MATERIAL FOR THE TASK:
>>>>

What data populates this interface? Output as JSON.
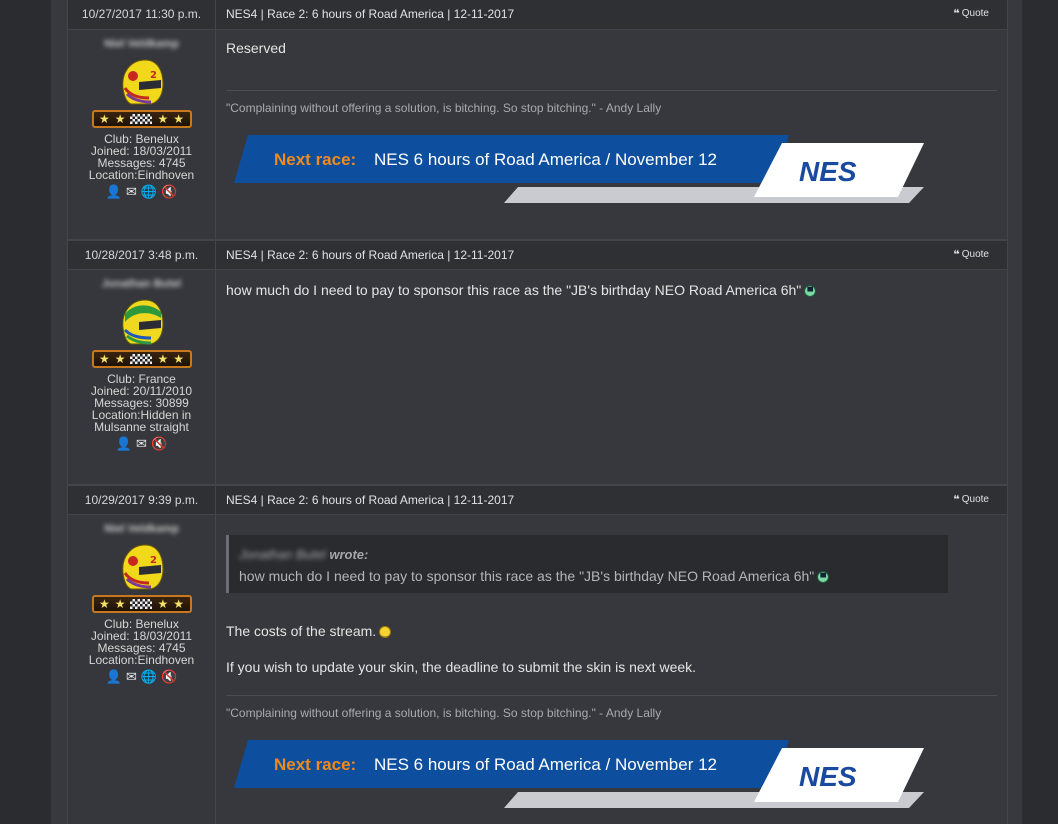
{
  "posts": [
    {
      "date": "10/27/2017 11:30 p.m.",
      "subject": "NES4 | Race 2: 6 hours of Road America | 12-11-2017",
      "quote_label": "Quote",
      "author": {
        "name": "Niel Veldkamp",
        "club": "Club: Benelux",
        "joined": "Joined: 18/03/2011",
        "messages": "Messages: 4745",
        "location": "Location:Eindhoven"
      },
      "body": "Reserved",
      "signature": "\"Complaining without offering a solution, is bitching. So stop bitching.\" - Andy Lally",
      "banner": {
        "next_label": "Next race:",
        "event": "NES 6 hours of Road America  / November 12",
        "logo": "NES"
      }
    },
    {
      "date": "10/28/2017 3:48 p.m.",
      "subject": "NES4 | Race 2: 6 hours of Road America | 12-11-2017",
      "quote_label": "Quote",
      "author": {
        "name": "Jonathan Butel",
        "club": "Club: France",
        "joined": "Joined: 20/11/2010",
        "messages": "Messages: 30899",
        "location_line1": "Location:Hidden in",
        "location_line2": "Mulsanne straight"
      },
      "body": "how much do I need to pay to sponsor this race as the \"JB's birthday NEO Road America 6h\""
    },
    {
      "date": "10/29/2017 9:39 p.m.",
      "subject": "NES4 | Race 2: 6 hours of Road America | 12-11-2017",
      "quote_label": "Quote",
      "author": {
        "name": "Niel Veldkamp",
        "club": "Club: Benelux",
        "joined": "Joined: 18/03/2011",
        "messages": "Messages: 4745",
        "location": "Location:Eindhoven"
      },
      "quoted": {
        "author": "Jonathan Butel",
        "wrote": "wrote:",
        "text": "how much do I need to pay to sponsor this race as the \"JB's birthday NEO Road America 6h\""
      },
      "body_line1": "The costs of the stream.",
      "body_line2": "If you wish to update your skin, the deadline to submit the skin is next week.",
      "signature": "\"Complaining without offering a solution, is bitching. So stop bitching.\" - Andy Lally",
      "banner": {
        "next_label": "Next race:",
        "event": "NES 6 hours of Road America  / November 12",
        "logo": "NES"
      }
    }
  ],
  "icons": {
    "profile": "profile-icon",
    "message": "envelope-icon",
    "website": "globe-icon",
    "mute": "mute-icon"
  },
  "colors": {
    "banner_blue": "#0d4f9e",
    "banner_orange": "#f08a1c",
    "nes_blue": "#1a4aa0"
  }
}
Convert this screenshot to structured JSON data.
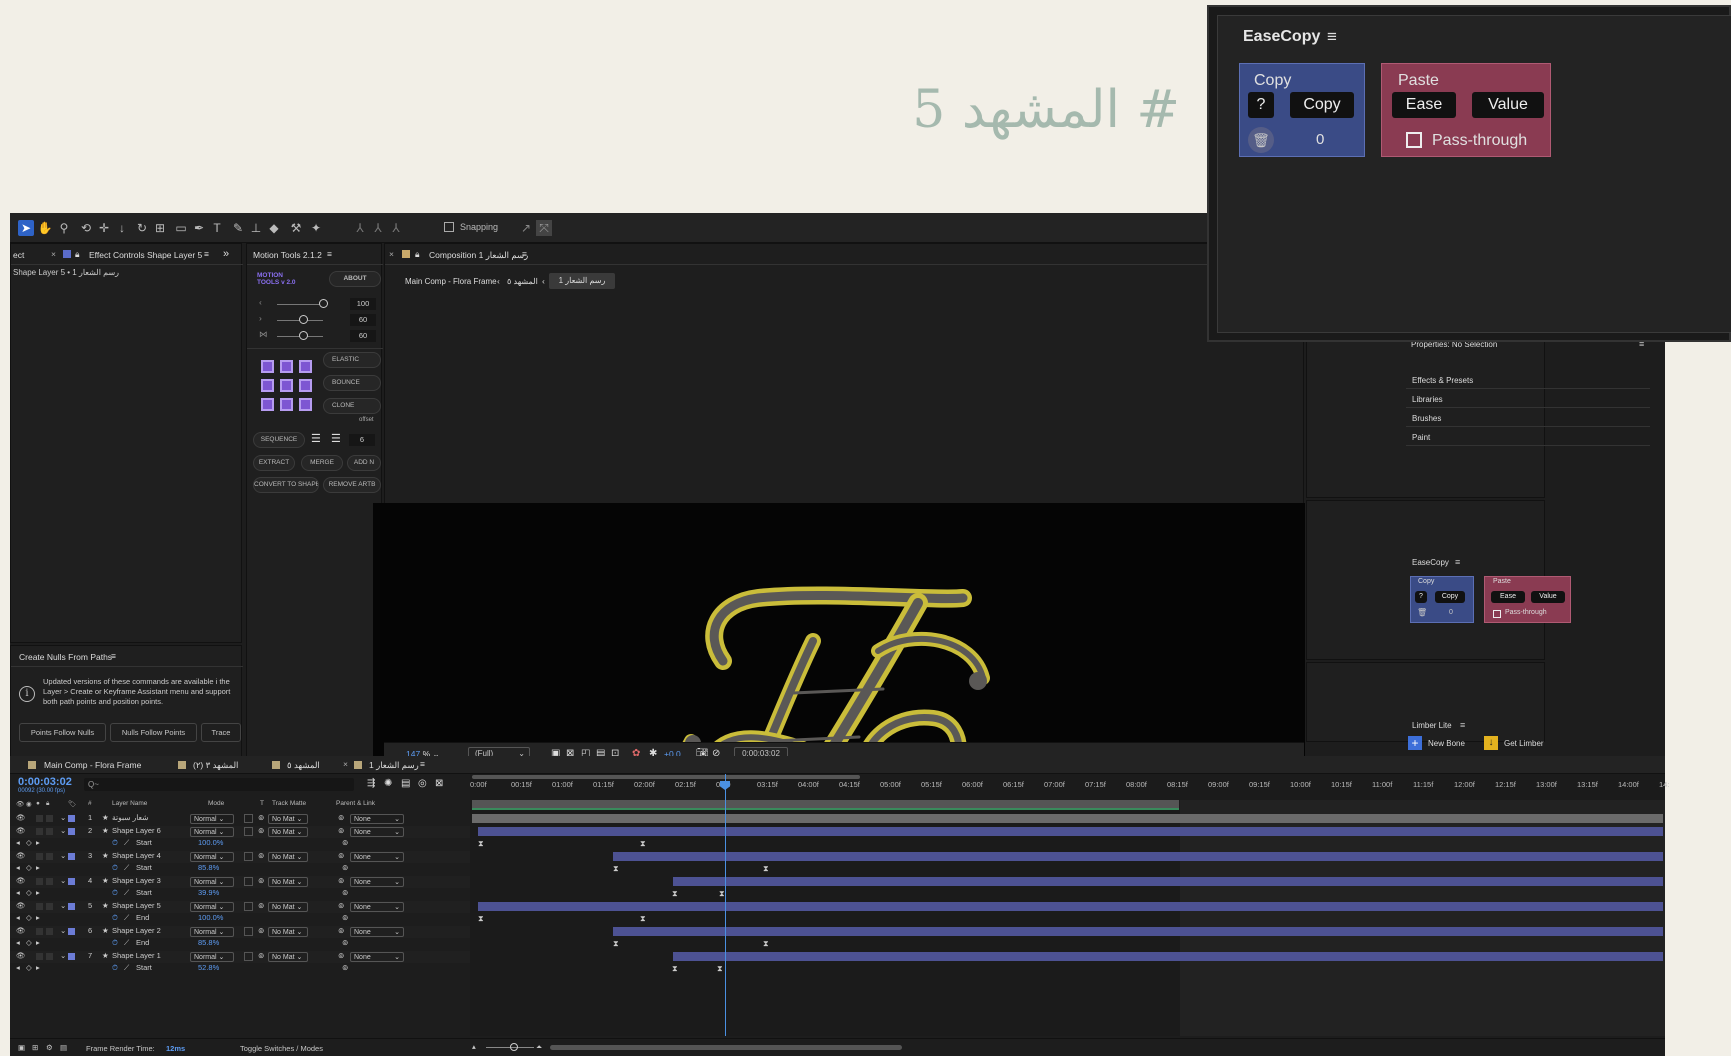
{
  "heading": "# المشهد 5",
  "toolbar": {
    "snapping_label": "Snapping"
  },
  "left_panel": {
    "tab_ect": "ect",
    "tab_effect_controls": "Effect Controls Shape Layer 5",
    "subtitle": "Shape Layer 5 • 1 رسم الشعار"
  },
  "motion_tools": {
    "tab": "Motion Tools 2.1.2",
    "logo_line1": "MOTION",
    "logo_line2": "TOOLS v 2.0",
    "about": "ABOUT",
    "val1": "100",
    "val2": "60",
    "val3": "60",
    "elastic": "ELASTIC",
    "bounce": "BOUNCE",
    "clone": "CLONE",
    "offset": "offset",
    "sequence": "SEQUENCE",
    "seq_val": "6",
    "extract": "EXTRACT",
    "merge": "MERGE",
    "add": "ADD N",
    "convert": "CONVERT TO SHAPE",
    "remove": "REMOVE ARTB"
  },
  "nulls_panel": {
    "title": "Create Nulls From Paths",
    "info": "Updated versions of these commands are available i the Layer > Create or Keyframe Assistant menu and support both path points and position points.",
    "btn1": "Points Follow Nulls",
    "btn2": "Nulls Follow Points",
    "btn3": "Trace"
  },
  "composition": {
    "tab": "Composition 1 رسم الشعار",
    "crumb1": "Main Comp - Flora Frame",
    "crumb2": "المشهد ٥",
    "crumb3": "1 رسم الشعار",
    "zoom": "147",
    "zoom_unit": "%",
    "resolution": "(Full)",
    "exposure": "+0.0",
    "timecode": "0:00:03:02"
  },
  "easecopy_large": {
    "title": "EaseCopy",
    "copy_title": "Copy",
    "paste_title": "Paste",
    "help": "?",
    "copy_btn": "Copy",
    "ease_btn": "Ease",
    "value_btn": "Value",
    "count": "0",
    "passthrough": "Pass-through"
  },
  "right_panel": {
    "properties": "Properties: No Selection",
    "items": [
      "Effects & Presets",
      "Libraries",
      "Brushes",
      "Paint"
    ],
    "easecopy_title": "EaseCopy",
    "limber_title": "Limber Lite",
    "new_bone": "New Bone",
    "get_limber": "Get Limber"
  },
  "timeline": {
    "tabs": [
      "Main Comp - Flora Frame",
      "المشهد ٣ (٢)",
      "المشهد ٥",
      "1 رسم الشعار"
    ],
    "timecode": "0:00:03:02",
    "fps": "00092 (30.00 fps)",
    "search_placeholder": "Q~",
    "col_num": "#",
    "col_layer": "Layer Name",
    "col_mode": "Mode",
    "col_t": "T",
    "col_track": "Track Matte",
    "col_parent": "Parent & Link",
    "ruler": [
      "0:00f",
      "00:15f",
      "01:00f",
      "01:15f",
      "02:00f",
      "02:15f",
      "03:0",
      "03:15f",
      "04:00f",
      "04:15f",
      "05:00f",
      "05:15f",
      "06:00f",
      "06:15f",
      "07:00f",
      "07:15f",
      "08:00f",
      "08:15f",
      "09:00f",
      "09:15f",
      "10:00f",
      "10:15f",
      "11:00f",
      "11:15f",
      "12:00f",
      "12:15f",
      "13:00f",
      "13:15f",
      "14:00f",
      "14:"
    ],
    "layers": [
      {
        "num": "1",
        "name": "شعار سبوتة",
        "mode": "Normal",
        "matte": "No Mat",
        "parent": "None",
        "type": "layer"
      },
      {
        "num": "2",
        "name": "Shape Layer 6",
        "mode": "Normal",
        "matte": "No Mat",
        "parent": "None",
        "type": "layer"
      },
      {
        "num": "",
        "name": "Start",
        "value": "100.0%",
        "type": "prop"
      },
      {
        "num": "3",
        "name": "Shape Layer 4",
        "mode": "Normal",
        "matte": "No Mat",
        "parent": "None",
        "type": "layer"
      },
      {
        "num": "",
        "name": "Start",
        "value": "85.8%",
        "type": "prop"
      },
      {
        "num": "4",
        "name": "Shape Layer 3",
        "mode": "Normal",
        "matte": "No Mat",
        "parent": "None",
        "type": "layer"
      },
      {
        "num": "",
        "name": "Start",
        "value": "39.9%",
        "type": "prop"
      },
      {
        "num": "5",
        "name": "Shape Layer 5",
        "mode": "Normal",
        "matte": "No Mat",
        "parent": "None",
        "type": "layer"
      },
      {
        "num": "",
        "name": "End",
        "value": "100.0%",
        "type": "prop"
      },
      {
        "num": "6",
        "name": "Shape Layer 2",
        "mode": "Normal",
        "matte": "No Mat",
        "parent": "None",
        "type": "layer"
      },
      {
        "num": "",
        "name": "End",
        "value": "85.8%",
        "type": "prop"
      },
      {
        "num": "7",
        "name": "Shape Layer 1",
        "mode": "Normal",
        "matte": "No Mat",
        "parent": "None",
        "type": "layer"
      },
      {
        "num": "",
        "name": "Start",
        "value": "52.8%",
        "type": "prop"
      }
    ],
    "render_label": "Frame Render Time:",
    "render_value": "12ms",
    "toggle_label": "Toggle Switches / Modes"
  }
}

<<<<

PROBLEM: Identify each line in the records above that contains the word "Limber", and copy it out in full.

YOUR SOLUTION:
    "limber_title": "Limber Lite",
    "get_limber": "Get Limber"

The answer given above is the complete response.